The insulin-like growth factor axis consists of the insulin-like growth factors (IGF-I and IGF-II), the type I and type II IGF receptors, and six known IGF binding proteins (IGFBP-1 through -6). The IGFs bind both their receptors and binding proteins with high affinity. IGFs are important mitogenic factors involved in cell proliferation and metabolism. Locally produced IGFs and IGFBPs regulate tissue growth and differentiation. The IGFBPs are thought to modulate the action of IGFs in several ways, including an inhibitory model in which IGFBPs sequester IGFs from their receptors, an enhancing model in which IGFBPs transport IGFs to their site of action, or by a receptor-independent model that may involve direct interaction of IGFBPs with IGFBP receptors. IGFBPs are regulated by various endocrine factors and are expressed in specific ontogenic patterns. The degree of growth inhibition caused by the IGFBPs appears to be directly related to their concentrations relative to IGFs . The modulation of IGF levels by IGFBPs is further regulated by IGFBP proteases which cleave the high affinity IGFBPs into fragments with lower affinity for IGFs, thereby increasing free IGF bioavailability. This process leads to reduced inhibition of cell growth by IGFBPs. In addition, IGF-independent actions of IGFBPs affecting cell survival and apoptosis have also been described.

 

Selected reviews of IGF and IGFBP research (click on article title for link):

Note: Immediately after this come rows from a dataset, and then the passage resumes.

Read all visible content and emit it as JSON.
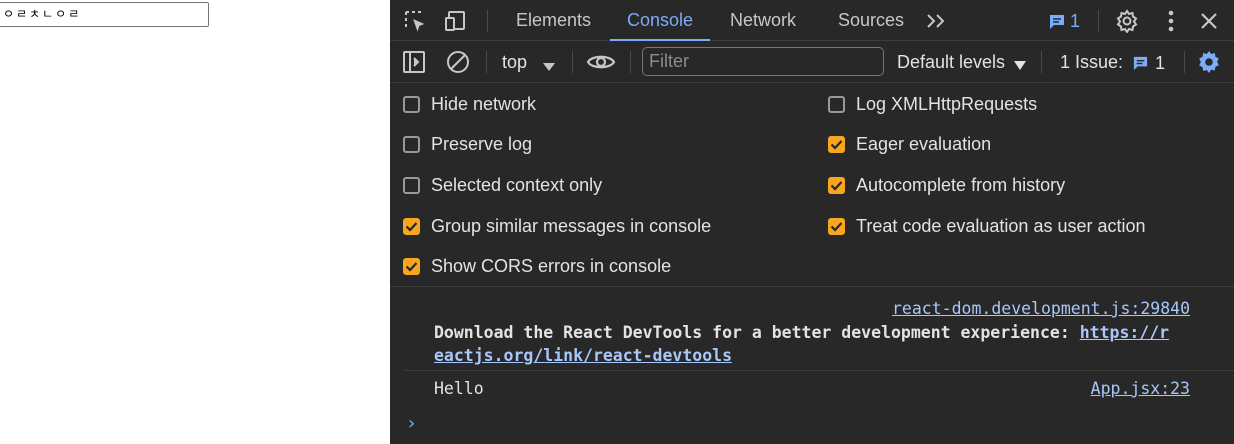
{
  "page": {
    "input_value": "ㅇㄹㅊㄴㅇㄹ"
  },
  "tabbar": {
    "tabs": [
      "Elements",
      "Console",
      "Network",
      "Sources"
    ],
    "more_tabs_label": ">>",
    "issues_count": "1"
  },
  "toolbar": {
    "context": "top",
    "filter_placeholder": "Filter",
    "levels": "Default levels",
    "issue_label": "1 Issue:",
    "issue_count": "1"
  },
  "settings": {
    "left": [
      {
        "label": "Hide network",
        "checked": false
      },
      {
        "label": "Preserve log",
        "checked": false
      },
      {
        "label": "Selected context only",
        "checked": false
      },
      {
        "label": "Group similar messages in console",
        "checked": true
      },
      {
        "label": "Show CORS errors in console",
        "checked": true
      }
    ],
    "right": [
      {
        "label": "Log XMLHttpRequests",
        "checked": false
      },
      {
        "label": "Eager evaluation",
        "checked": true
      },
      {
        "label": "Autocomplete from history",
        "checked": true
      },
      {
        "label": "Treat code evaluation as user action",
        "checked": true
      }
    ]
  },
  "console": {
    "messages": [
      {
        "source": "react-dom.development.js:29840",
        "text_line1": "Download the React DevTools for a better development experience: ",
        "link_part1": "https://r",
        "link_part2": "eactjs.org/link/react-devtools"
      },
      {
        "source": "App.jsx:23",
        "text": "Hello"
      }
    ],
    "prompt": "›"
  },
  "colors": {
    "accent": "#7cacf8",
    "checkbox_on": "#f8a520",
    "panel_bg": "#282828"
  }
}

The Role of Liver-Derived IGF-1. Ohlsson et al. 2009 Endocrine Reviews epub

Distinct and Overlapping Functions of Insulin and IGF-I Receptors. Nakae at al 2001 Endocrine Reviews 22:818-35

The IGF-1 Receptor in Cancer Biology. Baserga et al. 2003 Int J Cancer 107:873-7

Cellular Actions of the Insulin-like Growth Factor Binding Proteins. Firth and Baxter 2002 Endocrine Reviews 23:824-54

Perspectives in Mammalian IGFBP-3 Biology: Local Vs Systemic Action. Yamada and Lee 2009 Am J Phys Cell Physiol 296(5):C954-76